• _What to produce_
Would you restate all of the entries verbatim, minus any images?

• _Dataset excerpts_

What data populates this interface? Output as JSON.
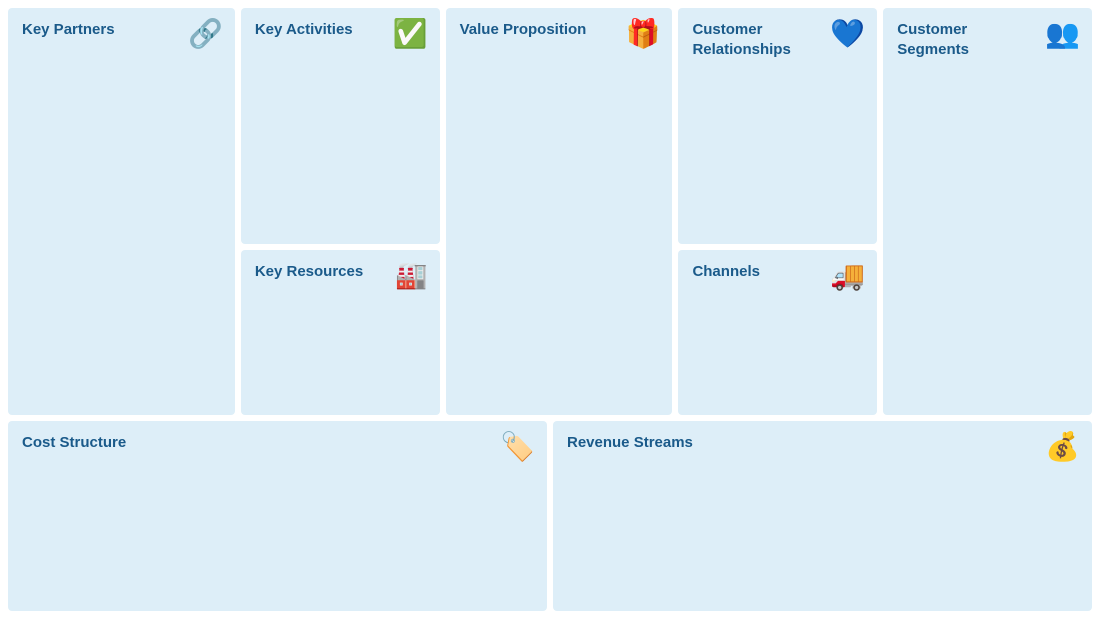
{
  "cells": {
    "key_partners": {
      "title": "Key Partners",
      "icon": "🔗"
    },
    "key_activities": {
      "title": "Key Activities",
      "icon": "✅"
    },
    "key_resources": {
      "title": "Key Resources",
      "icon": "🏭"
    },
    "value_proposition": {
      "title": "Value Proposition",
      "icon": "🎁"
    },
    "customer_relationships": {
      "title": "Customer Relationships",
      "icon": "💙"
    },
    "channels": {
      "title": "Channels",
      "icon": "🚚"
    },
    "customer_segments": {
      "title": "Customer Segments",
      "icon": "👥"
    },
    "cost_structure": {
      "title": "Cost Structure",
      "icon": "🏷️"
    },
    "revenue_streams": {
      "title": "Revenue Streams",
      "icon": "💰"
    }
  }
}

• _The completed task_
What data populates this interface? Output as JSON.
{
  "cells": {
    "key_partners": {
      "title": "Key Partners",
      "icon": "🔗"
    },
    "key_activities": {
      "title": "Key Activities",
      "icon": "✅"
    },
    "key_resources": {
      "title": "Key Resources",
      "icon": "🏭"
    },
    "value_proposition": {
      "title": "Value Proposition",
      "icon": "🎁"
    },
    "customer_relationships": {
      "title": "Customer Relationships",
      "icon": "💙"
    },
    "channels": {
      "title": "Channels",
      "icon": "🚚"
    },
    "customer_segments": {
      "title": "Customer Segments",
      "icon": "👥"
    },
    "cost_structure": {
      "title": "Cost Structure",
      "icon": "🏷️"
    },
    "revenue_streams": {
      "title": "Revenue Streams",
      "icon": "💰"
    }
  }
}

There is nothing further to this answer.